The term “ghettos” was first used in relation to Jews in the year 1516 when the Venetian government designated a specified living area for its Jewish population. During World War II, they were established by the Nazis to isolate and control the Jews as a first step in their eventual annihilation ("Ghettos"). Throughout the War, the Nazis established over 400 ghettos in Eastern Europe and Russia for this purpose. The Nazi ghetto overseers appointed Jewish councils, called the Judenrat, to maintain order in the ghettos, distribute food rations and to assist the Nazis with deportations to the concentration and death camps (Glazer). Daily life in the ghettos was very challenging for the Jews, and they endured extreme physical hardships from their lack of basic necessities and from the sadism of the Nazi overseers. Ghettos were enclosed either with tall brick walls or with wooden planks topped with coiled barbed wire, making it difficult for Jews to escape (Dawidowicz 206). Jews who attempted to leave the ghetto without permission were immediately shot by Nazi guards. However, despite all their suffering, the Jews still attempted to keep some level of normalcy in their lives in the ghetto.
The physical affliction the Jews experienced was unimaginable. The unsanitary and crowded living conditions, the extreme weather, rampant disease, and chronic hunger were some of the primary difficulties they encountered, and thousands of Jews perished as a result of these conditions. When Hitler invaded Poland, his army bombed out large sections of Warsaw, and approximately forty percent of the Jewish homes were destroyed. When Poland officially came under German rule, the Germans forced Jews into this heavily damaged area, thereby establishing the Warsaw Ghetto, the largest ghetto in Poland. A typical apartment in this area usually had one bedroom, a small living room and a kitchen. Only a fraction of these apartments had running water, and bathhouses were located near the garbage dumps (Roland 27). The ghettos in which Jews were confined were extremely cramped. Tremendous amounts of Jews were forced to crowd into very small areas. In the Warsaw ghetto, thirty percent of Warsaw's population was crowded into 2.4 percent of the city's living area. (Roland 25-26). A local doctor calculated that in the Vilna Ghetto, there was one and a half to two meters of space per person, which was, he noted, “as narrow as the grave.” (Dawidowicz 208)
In some ghettos, Jews did not even have a roof over their heads. Magda Herzberger, a young Romanian girl during the war, described her family's unpleasant living situation in the Cluj ghetto. She described that the ghetto was situated around an old factory where there was limited space indoors, and that her family was forced to stay out in the open (“Living Conditions").

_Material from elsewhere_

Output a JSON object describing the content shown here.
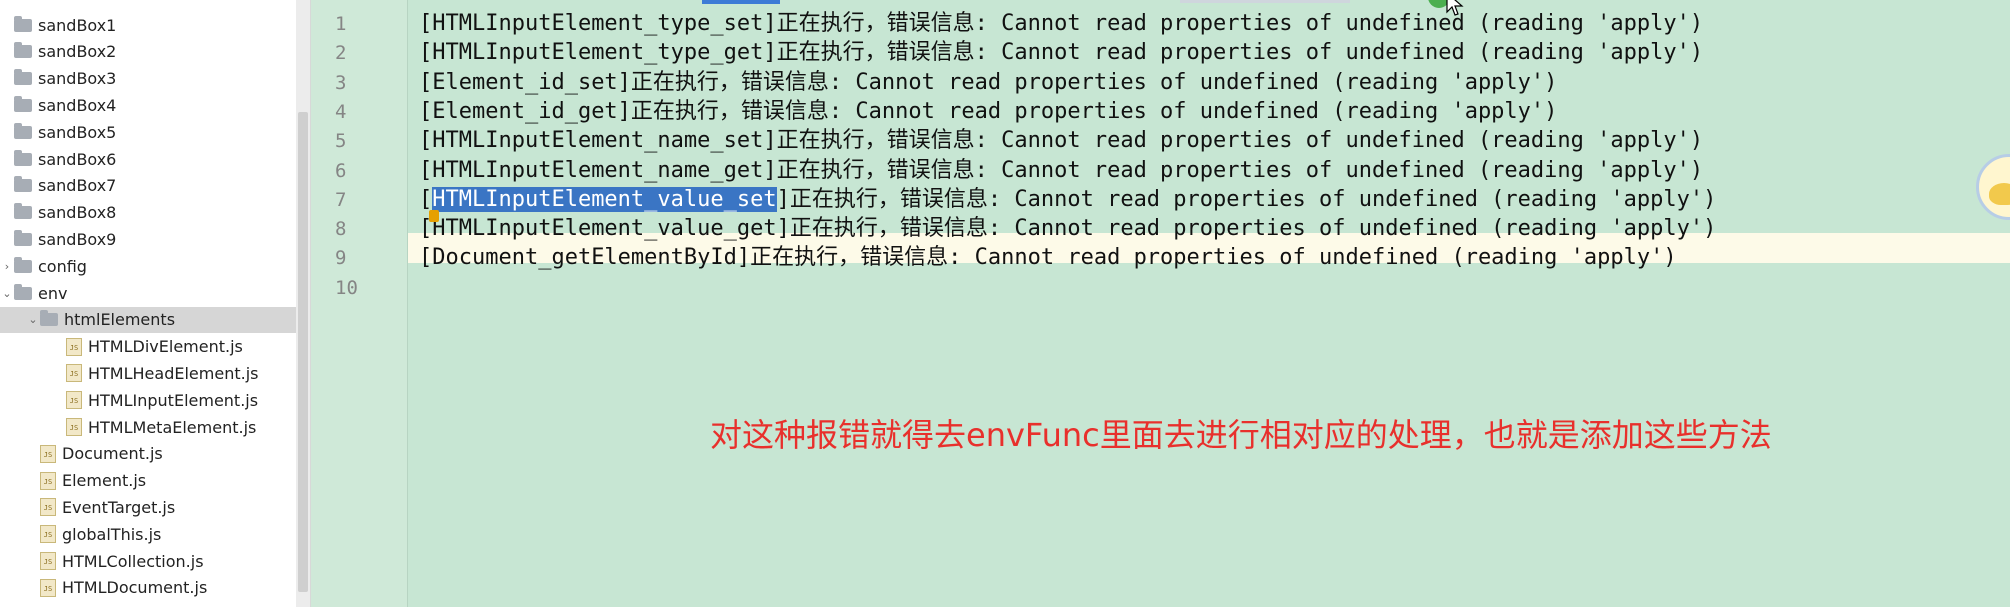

Zelda Moyal, a Vilna ghetto resident, also remembered the extreme overcrowding. She, her sister and both her parents were allotted only one bed, and others,...